**Exercise:** Determine how many lines below hold the string "Driver". Reply with the number alone.

==== Input data

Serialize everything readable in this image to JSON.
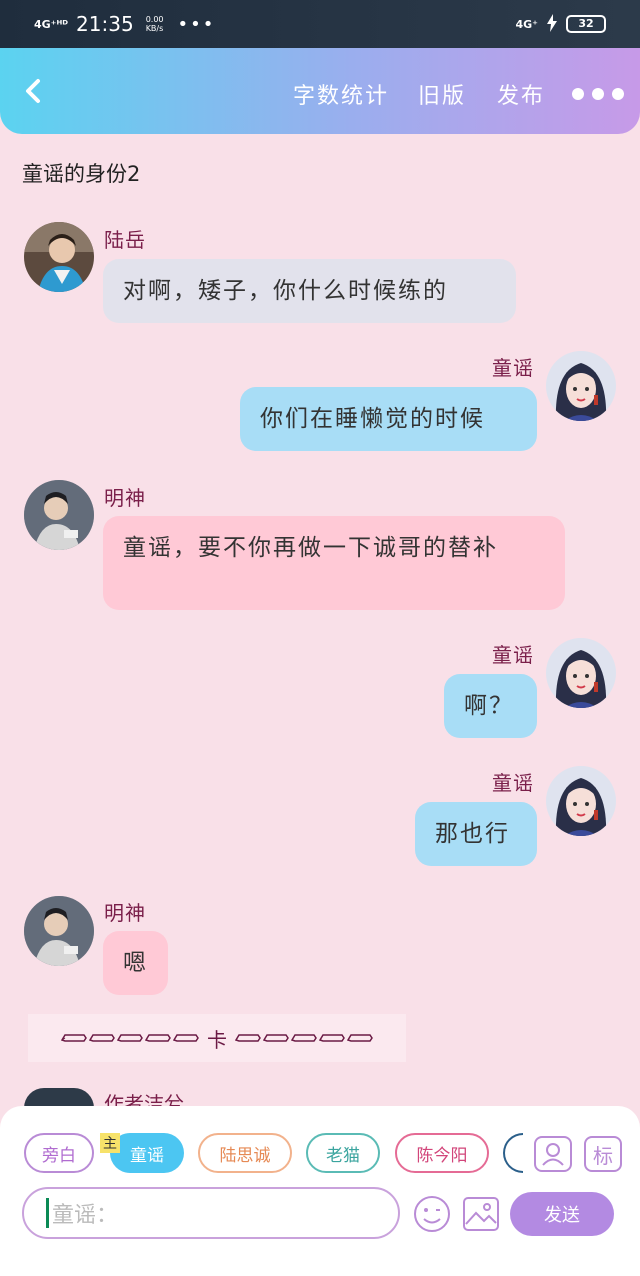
{
  "status_bar": {
    "network": "4G⁺ᴴᴰ",
    "time": "21:35",
    "speed": "0.00",
    "speed_unit": "KB/s",
    "more": "•••",
    "network_right": "4G⁺",
    "battery": "32"
  },
  "navbar": {
    "word_count": "字数统计",
    "old_version": "旧版",
    "publish": "发布"
  },
  "chapter_title": "童谣的身份2",
  "messages": [
    {
      "speaker": "陆岳",
      "text": "对啊，矮子，你什么时候练的"
    },
    {
      "speaker": "童谣",
      "text": "你们在睡懒觉的时候"
    },
    {
      "speaker": "明神",
      "text": "童谣，要不你再做一下诚哥的替补"
    },
    {
      "speaker": "童谣",
      "text": "啊？"
    },
    {
      "speaker": "童谣",
      "text": "那也行"
    },
    {
      "speaker": "明神",
      "text": "嗯"
    }
  ],
  "divider": {
    "center": "卡"
  },
  "partial_speaker": "作者洁兮",
  "characters": {
    "narration": "旁白",
    "main_tag": "主",
    "active": "童谣",
    "c3": "陆思诚",
    "c4": "老猫",
    "c5": "陈今阳"
  },
  "mark_label": "标",
  "input": {
    "prefix": "童谣："
  },
  "send_label": "发送",
  "colors": {
    "background": "#f9e0e8",
    "accent_blue": "#4cc6f2",
    "send_purple": "#b38ae2",
    "name_color": "#7a1f4a"
  }
}
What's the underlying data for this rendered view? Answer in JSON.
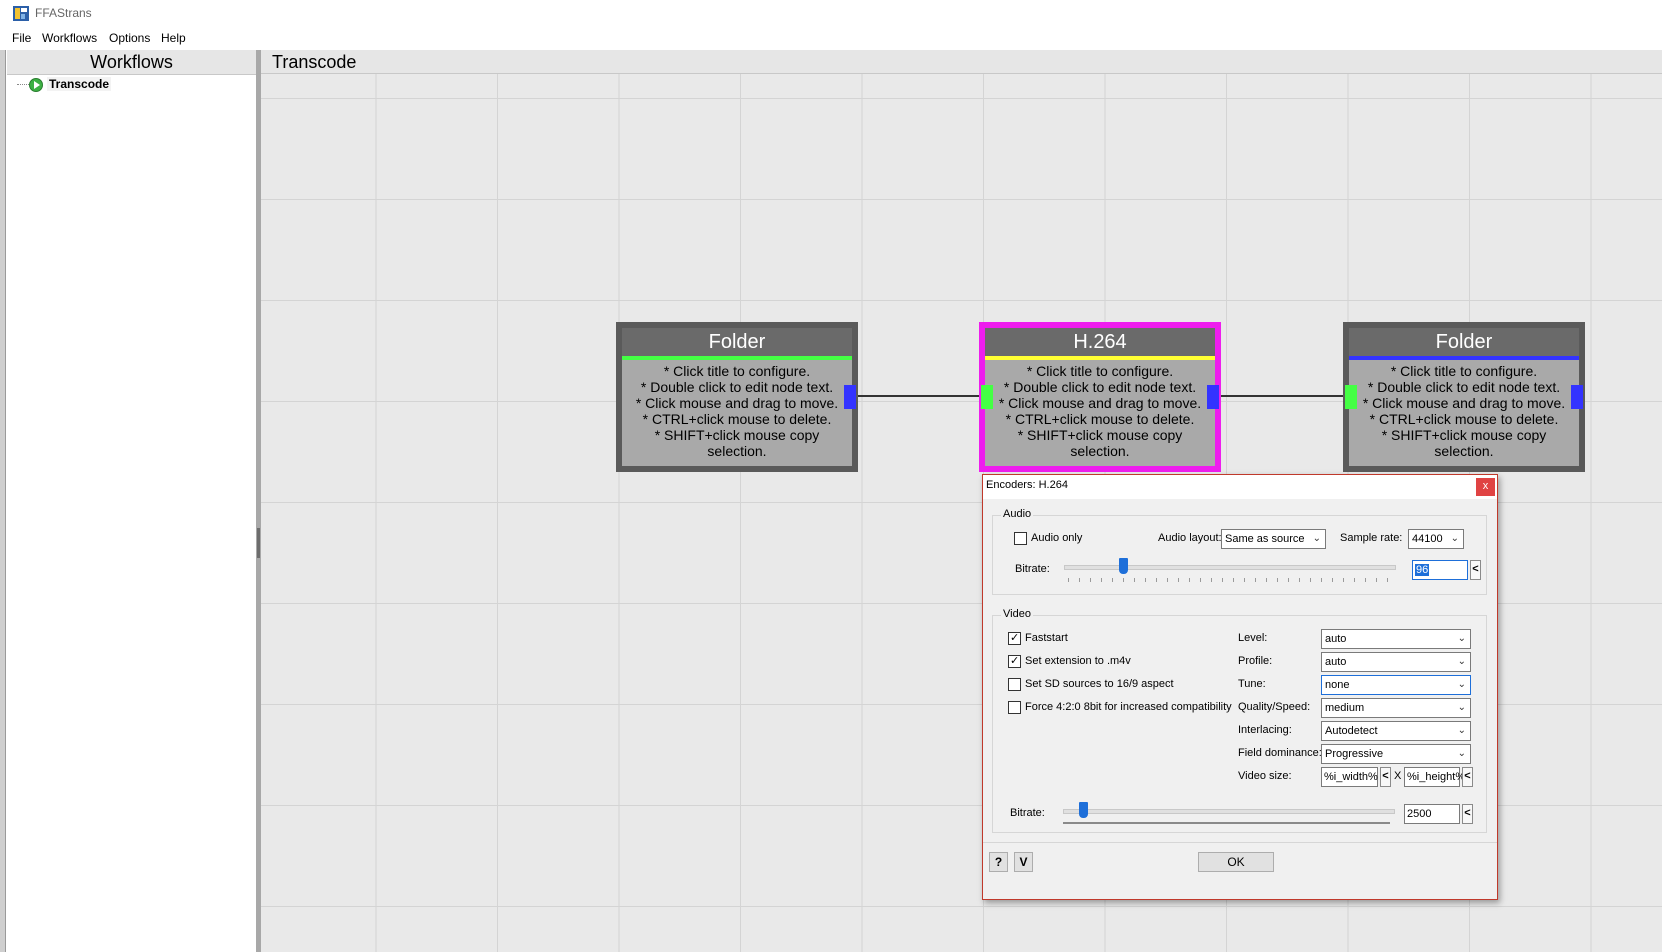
{
  "app": {
    "title": "FFAStrans"
  },
  "menu": {
    "file": "File",
    "workflows": "Workflows",
    "options": "Options",
    "help": "Help"
  },
  "side_panel": {
    "title": "Workflows",
    "items": [
      {
        "label": "Transcode"
      }
    ]
  },
  "canvas": {
    "title": "Transcode"
  },
  "nodes": [
    {
      "title": "Folder",
      "bar_color": "#44ff44",
      "lines": [
        "* Click title to configure.",
        "* Double click to edit node text.",
        "* Click mouse and drag to move.",
        "* CTRL+click mouse to delete.",
        "* SHIFT+click mouse copy",
        "selection."
      ]
    },
    {
      "title": "H.264",
      "bar_color": "#ffff33",
      "lines": [
        "* Click title to configure.",
        "* Double click to edit node text.",
        "* Click mouse and drag to move.",
        "* CTRL+click mouse to delete.",
        "* SHIFT+click mouse copy",
        "selection."
      ]
    },
    {
      "title": "Folder",
      "bar_color": "#3333ff",
      "lines": [
        "* Click title to configure.",
        "* Double click to edit node text.",
        "* Click mouse and drag to move.",
        "* CTRL+click mouse to delete.",
        "* SHIFT+click mouse copy",
        "selection."
      ]
    }
  ],
  "dialog": {
    "title": "Encoders: H.264",
    "close": "x",
    "audio": {
      "group_label": "Audio",
      "audio_only_label": "Audio only",
      "audio_only_checked": false,
      "layout_label": "Audio layout:",
      "layout_value": "Same as source",
      "sample_rate_label": "Sample rate:",
      "sample_rate_value": "44100",
      "bitrate_label": "Bitrate:",
      "bitrate_value": "96",
      "bitrate_slider_fraction": 0.17,
      "nudge": "<"
    },
    "video": {
      "group_label": "Video",
      "checkboxes": [
        {
          "label": "Faststart",
          "checked": true
        },
        {
          "label": "Set extension to .m4v",
          "checked": true
        },
        {
          "label": "Set SD sources to 16/9 aspect",
          "checked": false
        },
        {
          "label": "Force 4:2:0 8bit for increased compatibility",
          "checked": false
        }
      ],
      "fields": [
        {
          "label": "Level:",
          "value": "auto"
        },
        {
          "label": "Profile:",
          "value": "auto"
        },
        {
          "label": "Tune:",
          "value": "none"
        },
        {
          "label": "Quality/Speed:",
          "value": "medium"
        },
        {
          "label": "Interlacing:",
          "value": "Autodetect"
        },
        {
          "label": "Field dominance:",
          "value": "Progressive"
        }
      ],
      "video_size_label": "Video size:",
      "width_value": "%i_width%",
      "height_value": "%i_height%",
      "size_sep": "X",
      "bitrate_label": "Bitrate:",
      "bitrate_value": "2500",
      "bitrate_slider_fraction": 0.05,
      "nudge": "<"
    },
    "footer": {
      "help": "?",
      "v": "V",
      "ok": "OK"
    }
  }
}
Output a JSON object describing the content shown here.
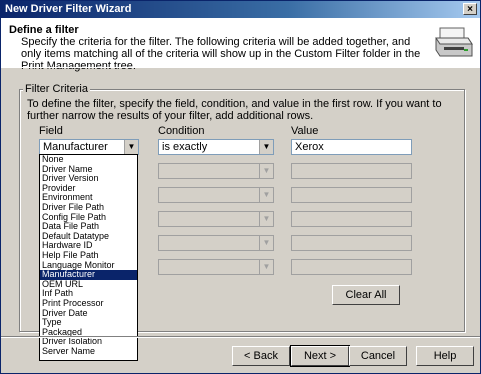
{
  "window": {
    "title": "New Driver Filter Wizard",
    "close_label": "×"
  },
  "header": {
    "title": "Define a filter",
    "description": "Specify the criteria for the filter. The following criteria will be added together, and only items matching all of the criteria will show up in the Custom Filter folder in the Print Management tree."
  },
  "criteria": {
    "group_label": "Filter Criteria",
    "description": "To define the filter, specify the field, condition, and value in the first row. If you want to further narrow the results of your filter, add additional rows.",
    "headers": {
      "field": "Field",
      "condition": "Condition",
      "value": "Value"
    },
    "row1": {
      "field": "Manufacturer",
      "condition": "is exactly",
      "value": "Xerox"
    },
    "clear_all_label": "Clear All"
  },
  "dropdown": {
    "options": [
      "None",
      "Driver Name",
      "Driver Version",
      "Provider",
      "Environment",
      "Driver File Path",
      "Config File Path",
      "Data File Path",
      "Default Datatype",
      "Hardware ID",
      "Help File Path",
      "Language Monitor",
      "Manufacturer",
      "OEM URL",
      "Inf Path",
      "Print Processor",
      "Driver Date",
      "Type",
      "Packaged",
      "Driver Isolation",
      "Server Name"
    ],
    "selected": "Manufacturer"
  },
  "footer": {
    "back_label": "< Back",
    "next_label": "Next >",
    "cancel_label": "Cancel",
    "help_label": "Help"
  }
}
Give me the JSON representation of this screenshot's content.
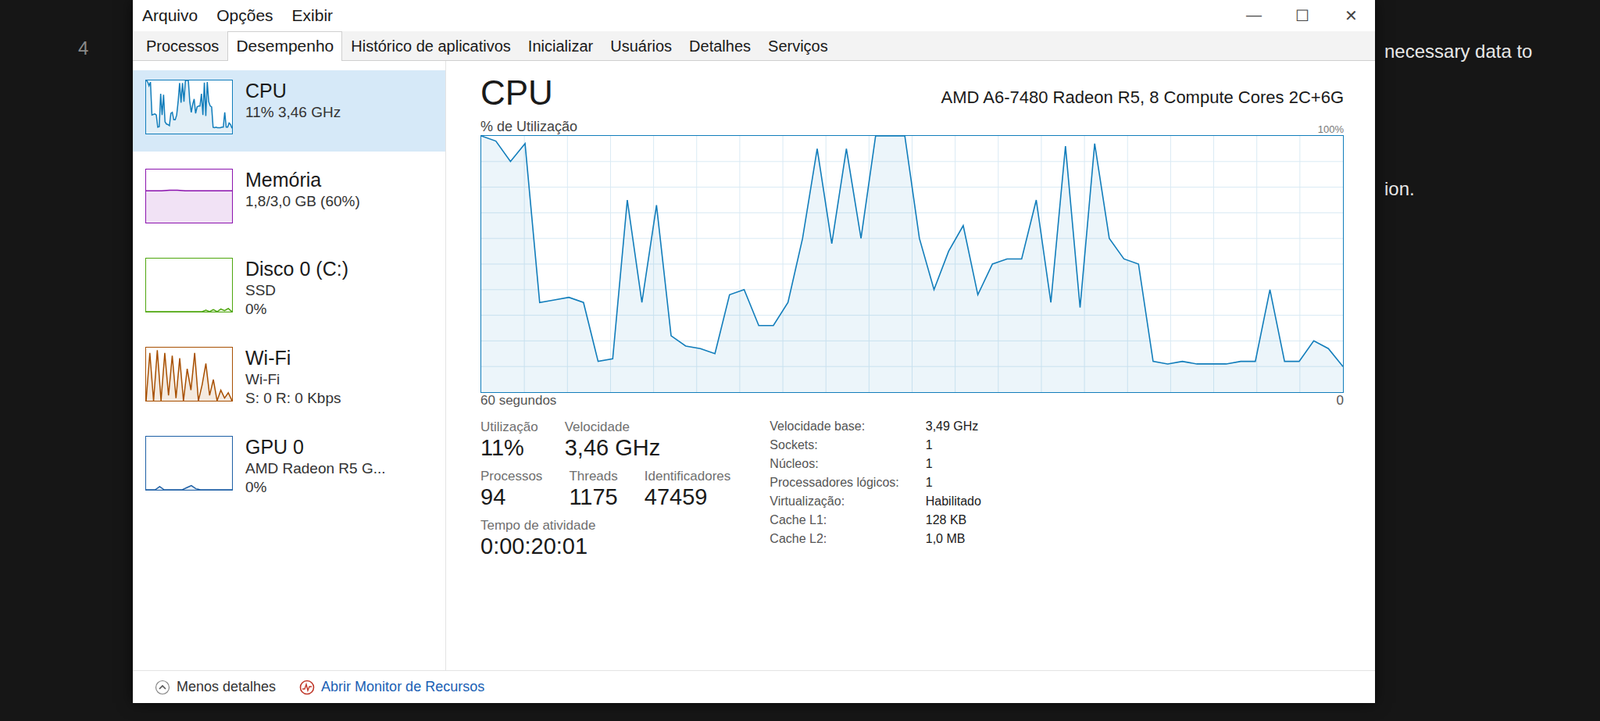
{
  "desktop": {
    "texts": [
      "4",
      "necessary data to",
      "ion."
    ]
  },
  "window": {
    "menu": [
      "Arquivo",
      "Opções",
      "Exibir"
    ],
    "controls": [
      "—",
      "☐",
      "✕"
    ]
  },
  "tabs": [
    {
      "label": "Processos",
      "selected": false
    },
    {
      "label": "Desempenho",
      "selected": true
    },
    {
      "label": "Histórico de aplicativos",
      "selected": false
    },
    {
      "label": "Inicializar",
      "selected": false
    },
    {
      "label": "Usuários",
      "selected": false
    },
    {
      "label": "Detalhes",
      "selected": false
    },
    {
      "label": "Serviços",
      "selected": false
    }
  ],
  "sidebar": {
    "items": [
      {
        "name": "CPU",
        "lines": [
          "11% 3,46 GHz"
        ],
        "selected": true,
        "color": "#117dbb",
        "values": [
          100,
          98,
          90,
          97,
          35,
          36,
          37,
          35,
          12,
          13,
          75,
          35,
          73,
          22,
          18,
          17,
          15,
          38,
          40,
          26,
          26,
          35,
          60,
          95,
          58,
          95,
          60,
          100,
          100,
          100,
          60,
          40,
          55,
          65,
          38,
          50,
          52,
          52,
          75,
          35,
          96,
          33,
          97,
          60,
          52,
          50,
          12,
          11,
          12,
          11,
          11,
          11,
          12,
          12,
          40,
          12,
          12,
          20,
          17,
          10
        ]
      },
      {
        "name": "Memória",
        "lines": [
          "1,8/3,0 GB (60%)"
        ],
        "selected": false,
        "color": "#8b12ae",
        "values": [
          60,
          60,
          60,
          61,
          61,
          60,
          60,
          60,
          60,
          60,
          60,
          60
        ]
      },
      {
        "name": "Disco 0 (C:)",
        "lines": [
          "SSD",
          "0%"
        ],
        "selected": false,
        "color": "#4da60c",
        "values": [
          0,
          0,
          0,
          0,
          0,
          0,
          0,
          0,
          0,
          0,
          0,
          0,
          0,
          0,
          0,
          0,
          3,
          0,
          4,
          0,
          5,
          2,
          6,
          0
        ]
      },
      {
        "name": "Wi-Fi",
        "lines": [
          "Wi-Fi",
          "S: 0 R: 0 Kbps"
        ],
        "selected": false,
        "color": "#a74f01",
        "values": [
          0,
          90,
          0,
          95,
          0,
          90,
          10,
          85,
          5,
          80,
          0,
          60,
          20,
          90,
          0,
          30,
          70,
          10,
          40,
          0,
          20,
          5,
          15,
          0
        ]
      },
      {
        "name": "GPU 0",
        "lines": [
          "AMD Radeon R5 G...",
          "0%"
        ],
        "selected": false,
        "color": "#1d5fa5",
        "values": [
          0,
          0,
          0,
          6,
          0,
          0,
          0,
          0,
          0,
          4,
          8,
          2,
          0,
          0,
          0,
          0,
          0,
          0,
          0,
          0
        ]
      }
    ]
  },
  "detail": {
    "title": "CPU",
    "model": "AMD A6-7480 Radeon R5, 8 Compute Cores 2C+6G",
    "chart": {
      "label": "% de Utilização",
      "max_label": "100%",
      "time_label": "60 segundos",
      "min_label": "0",
      "max": 100,
      "values": [
        100,
        98,
        90,
        97,
        35,
        36,
        37,
        35,
        12,
        13,
        75,
        35,
        73,
        22,
        18,
        17,
        15,
        38,
        40,
        26,
        26,
        35,
        60,
        95,
        58,
        95,
        60,
        100,
        100,
        100,
        60,
        40,
        55,
        65,
        38,
        50,
        52,
        52,
        75,
        35,
        96,
        33,
        97,
        60,
        52,
        50,
        12,
        11,
        12,
        11,
        11,
        11,
        12,
        12,
        40,
        12,
        12,
        20,
        17,
        10
      ]
    },
    "stat_rows": [
      [
        {
          "label": "Utilização",
          "value": "11%"
        },
        {
          "label": "Velocidade",
          "value": "3,46 GHz"
        }
      ],
      [
        {
          "label": "Processos",
          "value": "94"
        },
        {
          "label": "Threads",
          "value": "1175"
        },
        {
          "label": "Identificadores",
          "value": "47459"
        }
      ],
      [
        {
          "label": "Tempo de atividade",
          "value": "0:00:20:01"
        }
      ]
    ],
    "specs": [
      {
        "label": "Velocidade base:",
        "value": "3,49 GHz"
      },
      {
        "label": "Sockets:",
        "value": "1"
      },
      {
        "label": "Núcleos:",
        "value": "1"
      },
      {
        "label": "Processadores lógicos:",
        "value": "1"
      },
      {
        "label": "Virtualização:",
        "value": "Habilitado"
      },
      {
        "label": "Cache L1:",
        "value": "128 KB"
      },
      {
        "label": "Cache L2:",
        "value": "1,0 MB"
      }
    ]
  },
  "footer": {
    "less": "Menos detalhes",
    "monitor": "Abrir Monitor de Recursos"
  }
}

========

**Response for this exercise:** 6